Photo: Matt Champlin

Land Trust Launches New Five Point Initiative To Protect Water

The Finger Lakes Land Trust has launched a new initiative to expand the organization’s current water protection efforts.  Toxic algae outbreaks in each of the Finger Lakes have generated alarming headlines over the last few years, prompting the Land Trust to take immediate action.  Please see our new Water Quality hub.

Help us protect water!

Toxic algae, also referred to as harmful algal blooms, are actually cyanobacteria – naturally occurring organisms that thrive in relatively still, warm, waters rich in nutrients.  When algae blooms form and cyanobacteria degrade, many release toxins including microcystins that can be harmful to aquatic and human life.  At concentrated levels, these toxins pose a serious threat to the water quality in our lakes.  See more toxic algae facts for everyone to know and actions we all must take together to fight toxic algae.  Also see toxic algae resources and news.

An outbreak of harmful algal blooms on Owasco Lake in September 2017. Photo: Matt Champlin

The Land Trust is reaffirming its commitment to protect the region’s clean waters by escalating its work in five strategic areas:
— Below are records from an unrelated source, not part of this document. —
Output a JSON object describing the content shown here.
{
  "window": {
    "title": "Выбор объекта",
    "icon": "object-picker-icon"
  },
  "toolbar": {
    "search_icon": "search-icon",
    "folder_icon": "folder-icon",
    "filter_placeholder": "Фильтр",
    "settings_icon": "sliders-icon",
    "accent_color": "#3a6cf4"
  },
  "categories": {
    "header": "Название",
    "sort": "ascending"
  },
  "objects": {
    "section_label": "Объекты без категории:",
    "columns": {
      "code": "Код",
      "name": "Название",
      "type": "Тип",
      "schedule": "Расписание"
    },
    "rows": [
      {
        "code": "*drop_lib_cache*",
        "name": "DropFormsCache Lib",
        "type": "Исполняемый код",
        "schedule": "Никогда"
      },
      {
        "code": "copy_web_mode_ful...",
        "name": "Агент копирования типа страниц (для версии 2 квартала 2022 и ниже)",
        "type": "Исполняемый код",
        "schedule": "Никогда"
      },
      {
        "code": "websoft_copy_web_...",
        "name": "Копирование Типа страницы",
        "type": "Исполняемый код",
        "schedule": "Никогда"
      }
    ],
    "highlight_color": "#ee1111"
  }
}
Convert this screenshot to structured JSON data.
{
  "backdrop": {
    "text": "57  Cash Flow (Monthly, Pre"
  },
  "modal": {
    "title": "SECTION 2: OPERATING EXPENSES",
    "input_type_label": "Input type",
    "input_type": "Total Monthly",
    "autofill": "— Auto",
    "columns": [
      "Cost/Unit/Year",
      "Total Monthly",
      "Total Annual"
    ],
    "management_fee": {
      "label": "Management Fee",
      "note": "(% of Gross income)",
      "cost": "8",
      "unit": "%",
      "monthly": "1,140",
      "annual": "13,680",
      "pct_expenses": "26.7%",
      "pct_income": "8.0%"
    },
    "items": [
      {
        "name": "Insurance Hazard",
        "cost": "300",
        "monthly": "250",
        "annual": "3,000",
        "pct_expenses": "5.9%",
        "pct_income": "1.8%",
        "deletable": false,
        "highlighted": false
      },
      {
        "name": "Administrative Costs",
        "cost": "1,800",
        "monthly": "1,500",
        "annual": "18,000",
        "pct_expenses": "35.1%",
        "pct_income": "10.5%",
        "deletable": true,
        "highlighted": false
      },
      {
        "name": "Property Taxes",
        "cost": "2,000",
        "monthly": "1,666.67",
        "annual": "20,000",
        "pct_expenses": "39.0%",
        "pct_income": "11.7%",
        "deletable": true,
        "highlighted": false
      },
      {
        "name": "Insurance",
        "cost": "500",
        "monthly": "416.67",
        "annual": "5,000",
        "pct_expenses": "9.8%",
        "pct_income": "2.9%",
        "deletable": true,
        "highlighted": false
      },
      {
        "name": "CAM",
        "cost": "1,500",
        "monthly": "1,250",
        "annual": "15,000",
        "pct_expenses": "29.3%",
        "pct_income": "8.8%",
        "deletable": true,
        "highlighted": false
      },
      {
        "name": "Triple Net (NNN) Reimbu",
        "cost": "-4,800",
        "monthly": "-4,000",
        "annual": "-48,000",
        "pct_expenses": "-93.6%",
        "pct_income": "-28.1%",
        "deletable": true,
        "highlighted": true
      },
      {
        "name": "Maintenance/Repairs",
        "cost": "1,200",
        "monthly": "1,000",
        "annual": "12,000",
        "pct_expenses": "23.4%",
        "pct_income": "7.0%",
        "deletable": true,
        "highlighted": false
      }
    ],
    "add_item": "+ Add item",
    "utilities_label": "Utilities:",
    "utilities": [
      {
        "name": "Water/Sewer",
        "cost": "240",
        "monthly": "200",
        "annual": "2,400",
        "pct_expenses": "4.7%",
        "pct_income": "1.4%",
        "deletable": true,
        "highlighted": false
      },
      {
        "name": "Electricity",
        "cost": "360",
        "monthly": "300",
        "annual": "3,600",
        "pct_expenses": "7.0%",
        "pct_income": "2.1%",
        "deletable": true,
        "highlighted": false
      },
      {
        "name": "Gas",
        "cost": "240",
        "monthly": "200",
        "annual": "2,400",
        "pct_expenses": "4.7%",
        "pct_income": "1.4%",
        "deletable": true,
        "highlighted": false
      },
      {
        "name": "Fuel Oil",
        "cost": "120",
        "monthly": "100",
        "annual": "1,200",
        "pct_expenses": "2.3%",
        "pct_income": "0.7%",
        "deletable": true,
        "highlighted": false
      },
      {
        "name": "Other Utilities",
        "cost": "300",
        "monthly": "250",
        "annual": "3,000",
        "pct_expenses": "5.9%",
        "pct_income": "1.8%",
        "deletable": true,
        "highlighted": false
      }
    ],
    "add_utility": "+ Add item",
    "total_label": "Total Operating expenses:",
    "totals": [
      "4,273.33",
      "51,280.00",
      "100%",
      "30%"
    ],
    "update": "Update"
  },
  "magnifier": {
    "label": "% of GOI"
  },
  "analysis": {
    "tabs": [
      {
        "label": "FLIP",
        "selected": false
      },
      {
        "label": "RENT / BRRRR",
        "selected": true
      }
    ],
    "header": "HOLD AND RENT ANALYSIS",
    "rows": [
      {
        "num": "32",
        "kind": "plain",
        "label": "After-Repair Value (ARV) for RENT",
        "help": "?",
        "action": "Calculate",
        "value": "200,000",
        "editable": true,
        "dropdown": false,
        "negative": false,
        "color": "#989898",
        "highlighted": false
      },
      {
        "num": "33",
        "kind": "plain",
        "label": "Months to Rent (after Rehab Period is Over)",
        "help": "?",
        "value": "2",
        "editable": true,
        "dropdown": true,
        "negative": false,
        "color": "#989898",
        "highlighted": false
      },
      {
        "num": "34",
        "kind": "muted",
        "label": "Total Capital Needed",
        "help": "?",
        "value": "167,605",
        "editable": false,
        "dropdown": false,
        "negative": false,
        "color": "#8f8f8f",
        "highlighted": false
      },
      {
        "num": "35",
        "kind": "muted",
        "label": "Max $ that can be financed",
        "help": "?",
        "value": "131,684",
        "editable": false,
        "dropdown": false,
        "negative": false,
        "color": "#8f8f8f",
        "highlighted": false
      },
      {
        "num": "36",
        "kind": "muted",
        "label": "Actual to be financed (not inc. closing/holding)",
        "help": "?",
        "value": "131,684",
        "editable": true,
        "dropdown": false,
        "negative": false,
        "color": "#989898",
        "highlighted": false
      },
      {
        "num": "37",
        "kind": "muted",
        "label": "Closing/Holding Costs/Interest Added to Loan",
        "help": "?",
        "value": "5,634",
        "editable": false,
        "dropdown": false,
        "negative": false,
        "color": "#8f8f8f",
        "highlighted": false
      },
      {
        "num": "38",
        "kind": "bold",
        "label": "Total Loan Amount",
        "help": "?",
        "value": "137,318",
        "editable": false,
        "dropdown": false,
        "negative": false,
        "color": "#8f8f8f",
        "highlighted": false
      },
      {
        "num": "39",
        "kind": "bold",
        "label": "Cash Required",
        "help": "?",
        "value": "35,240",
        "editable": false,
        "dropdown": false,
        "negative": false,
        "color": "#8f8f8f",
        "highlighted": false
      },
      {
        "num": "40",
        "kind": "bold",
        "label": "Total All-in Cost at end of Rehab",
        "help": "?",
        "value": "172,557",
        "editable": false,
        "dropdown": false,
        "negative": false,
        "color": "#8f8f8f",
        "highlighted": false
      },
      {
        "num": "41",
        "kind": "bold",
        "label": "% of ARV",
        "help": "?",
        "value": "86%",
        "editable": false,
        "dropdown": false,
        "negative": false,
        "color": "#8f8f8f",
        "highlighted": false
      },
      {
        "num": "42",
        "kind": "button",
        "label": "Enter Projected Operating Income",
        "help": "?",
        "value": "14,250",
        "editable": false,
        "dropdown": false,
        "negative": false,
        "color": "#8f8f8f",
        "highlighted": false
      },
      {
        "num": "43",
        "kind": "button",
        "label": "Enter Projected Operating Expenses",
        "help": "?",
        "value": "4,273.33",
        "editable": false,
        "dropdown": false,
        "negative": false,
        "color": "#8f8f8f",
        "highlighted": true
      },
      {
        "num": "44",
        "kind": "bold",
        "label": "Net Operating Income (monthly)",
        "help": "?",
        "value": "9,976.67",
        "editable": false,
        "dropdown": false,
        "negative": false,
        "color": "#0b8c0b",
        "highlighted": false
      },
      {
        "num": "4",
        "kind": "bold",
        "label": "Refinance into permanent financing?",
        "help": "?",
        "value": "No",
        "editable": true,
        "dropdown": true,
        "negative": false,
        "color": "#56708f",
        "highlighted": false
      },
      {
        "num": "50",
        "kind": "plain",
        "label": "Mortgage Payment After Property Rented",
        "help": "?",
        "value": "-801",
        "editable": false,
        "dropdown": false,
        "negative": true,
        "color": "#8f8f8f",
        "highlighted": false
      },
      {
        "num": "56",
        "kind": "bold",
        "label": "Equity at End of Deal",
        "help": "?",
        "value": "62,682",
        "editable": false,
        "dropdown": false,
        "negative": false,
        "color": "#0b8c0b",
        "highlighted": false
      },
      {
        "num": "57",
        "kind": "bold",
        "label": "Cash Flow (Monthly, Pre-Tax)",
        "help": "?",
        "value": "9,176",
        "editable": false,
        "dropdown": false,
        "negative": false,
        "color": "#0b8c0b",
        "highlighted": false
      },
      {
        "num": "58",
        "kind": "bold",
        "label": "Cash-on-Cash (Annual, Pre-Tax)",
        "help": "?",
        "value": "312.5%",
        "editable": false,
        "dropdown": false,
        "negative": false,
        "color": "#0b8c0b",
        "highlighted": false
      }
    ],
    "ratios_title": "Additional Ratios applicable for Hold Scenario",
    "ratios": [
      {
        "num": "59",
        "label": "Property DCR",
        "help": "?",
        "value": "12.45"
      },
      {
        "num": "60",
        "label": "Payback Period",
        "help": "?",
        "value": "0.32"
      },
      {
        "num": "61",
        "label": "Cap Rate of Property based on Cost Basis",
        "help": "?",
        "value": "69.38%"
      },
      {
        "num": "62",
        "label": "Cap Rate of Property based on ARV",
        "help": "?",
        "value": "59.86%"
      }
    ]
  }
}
  • Protecting lakeshore and stream corridors will help prevent erosion, pollution, and nutrient runoff from entering our lakes.  With support from New York State and private funders, the Land Trust has been increasing efforts to save our last remaining undeveloped lakeshore from development as well as protect pristine frontage on key tributaries to the Finger Lakes.
  • Creating natural buffers along our streams will restore our lakes’ natural filtration system.  Many streamside areas have been cleared of trees and shrubs to allow for agriculture or development.  To restore this important natural system, the Land Trust will plant trees and shrubs along streams in areas that will be permanently protected.
  • Restoring streams and wetlands to slow storm water runoff will protect our lakes during intense rain events.  For nearly 200 years, drainage systems in our region have been enhanced in an attempt to dry farm fields and developed areas in the spring and to keep our roads from flooding.  These efforts have the dual-effect of increasing nutrient runoff to our lakes.  To restore some of the resilience of our original landscape, the Land Trust will work with partners such as the U.S. Fish and Wildlife Service to rehabilitate wetlands and streams that have been straightened.
  • An educational resource hub about toxic algae is now online at  Find easily accessible information about toxic algae and steps that individuals can take to reduce nutrient runoff.  Staff will be updating the resources available on the site regularly and will also be out in the field meeting with landowners, community organizations, town officials and others.
  • Strengthening partnerships with lake associations to complement local watershed protection efforts.  Each of our eleven Finger Lakes is served by a non-profit lake association or watershed group and working together will maximize our collective impact.

Visit to learn more about the Land Trust’s efforts to protect our lakes, streams, and drinking water; explore beautiful maps of our region’s watersheds; and find out what you can do to safeguard water quality in the Finger Lakes.